_REQUIRED WORK:_
Below are some records; output all of them exactly as they read.

========

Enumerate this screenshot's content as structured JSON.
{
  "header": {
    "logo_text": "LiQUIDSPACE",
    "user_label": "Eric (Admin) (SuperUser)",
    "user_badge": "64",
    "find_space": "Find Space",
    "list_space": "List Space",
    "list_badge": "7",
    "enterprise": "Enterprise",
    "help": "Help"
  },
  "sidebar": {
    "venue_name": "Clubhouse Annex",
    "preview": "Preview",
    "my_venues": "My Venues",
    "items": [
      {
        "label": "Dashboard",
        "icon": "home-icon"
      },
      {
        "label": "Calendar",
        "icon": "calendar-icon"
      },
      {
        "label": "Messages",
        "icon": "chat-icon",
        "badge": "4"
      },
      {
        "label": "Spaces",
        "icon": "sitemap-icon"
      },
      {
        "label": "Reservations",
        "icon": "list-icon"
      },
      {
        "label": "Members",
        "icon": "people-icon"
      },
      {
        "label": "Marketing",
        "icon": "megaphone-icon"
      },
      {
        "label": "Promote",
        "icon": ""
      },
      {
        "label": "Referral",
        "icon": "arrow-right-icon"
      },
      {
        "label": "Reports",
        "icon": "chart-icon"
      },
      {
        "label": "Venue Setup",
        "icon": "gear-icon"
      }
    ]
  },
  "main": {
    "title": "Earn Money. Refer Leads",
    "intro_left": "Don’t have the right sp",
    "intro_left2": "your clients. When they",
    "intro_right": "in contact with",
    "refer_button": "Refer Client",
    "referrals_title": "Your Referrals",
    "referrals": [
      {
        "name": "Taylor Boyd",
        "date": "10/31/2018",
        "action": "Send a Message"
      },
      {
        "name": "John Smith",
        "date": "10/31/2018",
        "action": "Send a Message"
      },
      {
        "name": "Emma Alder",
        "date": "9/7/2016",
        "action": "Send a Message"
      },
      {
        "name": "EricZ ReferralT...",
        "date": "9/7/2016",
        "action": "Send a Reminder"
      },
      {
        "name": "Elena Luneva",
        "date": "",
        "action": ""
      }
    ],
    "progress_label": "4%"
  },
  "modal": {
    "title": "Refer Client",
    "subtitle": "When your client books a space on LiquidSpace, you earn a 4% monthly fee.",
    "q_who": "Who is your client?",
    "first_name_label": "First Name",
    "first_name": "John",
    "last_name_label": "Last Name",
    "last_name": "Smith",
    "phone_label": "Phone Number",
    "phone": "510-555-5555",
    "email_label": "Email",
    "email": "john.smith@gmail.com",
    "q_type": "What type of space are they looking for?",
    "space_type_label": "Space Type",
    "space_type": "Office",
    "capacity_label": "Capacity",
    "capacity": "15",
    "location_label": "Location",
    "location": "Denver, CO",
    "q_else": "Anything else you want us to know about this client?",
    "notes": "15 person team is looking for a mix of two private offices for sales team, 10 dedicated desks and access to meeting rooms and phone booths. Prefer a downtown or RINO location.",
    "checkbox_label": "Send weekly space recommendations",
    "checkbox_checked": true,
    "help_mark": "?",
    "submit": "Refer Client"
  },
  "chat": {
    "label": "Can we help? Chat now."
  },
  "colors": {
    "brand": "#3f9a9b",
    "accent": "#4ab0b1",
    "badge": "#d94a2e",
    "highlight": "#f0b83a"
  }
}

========

_ANSWER AREA:_
Enumerate this screenshot's content as structured JSON.
{
  "header": {
    "logo_text": "LiQUIDSPACE",
    "user_label": "Eric (Admin) (SuperUser)",
    "user_badge": "64",
    "find_space": "Find Space",
    "list_space": "List Space",
    "list_badge": "7",
    "enterprise": "Enterprise",
    "help": "Help"
  },
  "sidebar": {
    "venue_name": "Clubhouse Annex",
    "preview": "Preview",
    "my_venues": "My Venues",
    "items": [
      {
        "label": "Dashboard",
        "icon": "home-icon"
      },
      {
        "label": "Calendar",
        "icon": "calendar-icon"
      },
      {
        "label": "Messages",
        "icon": "chat-icon",
        "badge": "4"
      },
      {
        "label": "Spaces",
        "icon": "sitemap-icon"
      },
      {
        "label": "Reservations",
        "icon": "list-icon"
      },
      {
        "label": "Members",
        "icon": "people-icon"
      },
      {
        "label": "Marketing",
        "icon": "megaphone-icon"
      },
      {
        "label": "Promote",
        "icon": ""
      },
      {
        "label": "Referral",
        "icon": "arrow-right-icon"
      },
      {
        "label": "Reports",
        "icon": "chart-icon"
      },
      {
        "label": "Venue Setup",
        "icon": "gear-icon"
      }
    ]
  },
  "main": {
    "title": "Earn Money. Refer Leads",
    "intro_left": "Don’t have the right sp",
    "intro_left2": "your clients. When they",
    "intro_right": "in contact with",
    "refer_button": "Refer Client",
    "referrals_title": "Your Referrals",
    "referrals": [
      {
        "name": "Taylor Boyd",
        "date": "10/31/2018",
        "action": "Send a Message"
      },
      {
        "name": "John Smith",
        "date": "10/31/2018",
        "action": "Send a Message"
      },
      {
        "name": "Emma Alder",
        "date": "9/7/2016",
        "action": "Send a Message"
      },
      {
        "name": "EricZ ReferralT...",
        "date": "9/7/2016",
        "action": "Send a Reminder"
      },
      {
        "name": "Elena Luneva",
        "date": "",
        "action": ""
      }
    ],
    "progress_label": "4%"
  },
  "modal": {
    "title": "Refer Client",
    "subtitle": "When your client books a space on LiquidSpace, you earn a 4% monthly fee.",
    "q_who": "Who is your client?",
    "first_name_label": "First Name",
    "first_name": "John",
    "last_name_label": "Last Name",
    "last_name": "Smith",
    "phone_label": "Phone Number",
    "phone": "510-555-5555",
    "email_label": "Email",
    "email": "john.smith@gmail.com",
    "q_type": "What type of space are they looking for?",
    "space_type_label": "Space Type",
    "space_type": "Office",
    "capacity_label": "Capacity",
    "capacity": "15",
    "location_label": "Location",
    "location": "Denver, CO",
    "q_else": "Anything else you want us to know about this client?",
    "notes": "15 person team is looking for a mix of two private offices for sales team, 10 dedicated desks and access to meeting rooms and phone booths. Prefer a downtown or RINO location.",
    "checkbox_label": "Send weekly space recommendations",
    "checkbox_checked": true,
    "help_mark": "?",
    "submit": "Refer Client"
  },
  "chat": {
    "label": "Can we help? Chat now."
  },
  "colors": {
    "brand": "#3f9a9b",
    "accent": "#4ab0b1",
    "badge": "#d94a2e",
    "highlight": "#f0b83a"
  }
}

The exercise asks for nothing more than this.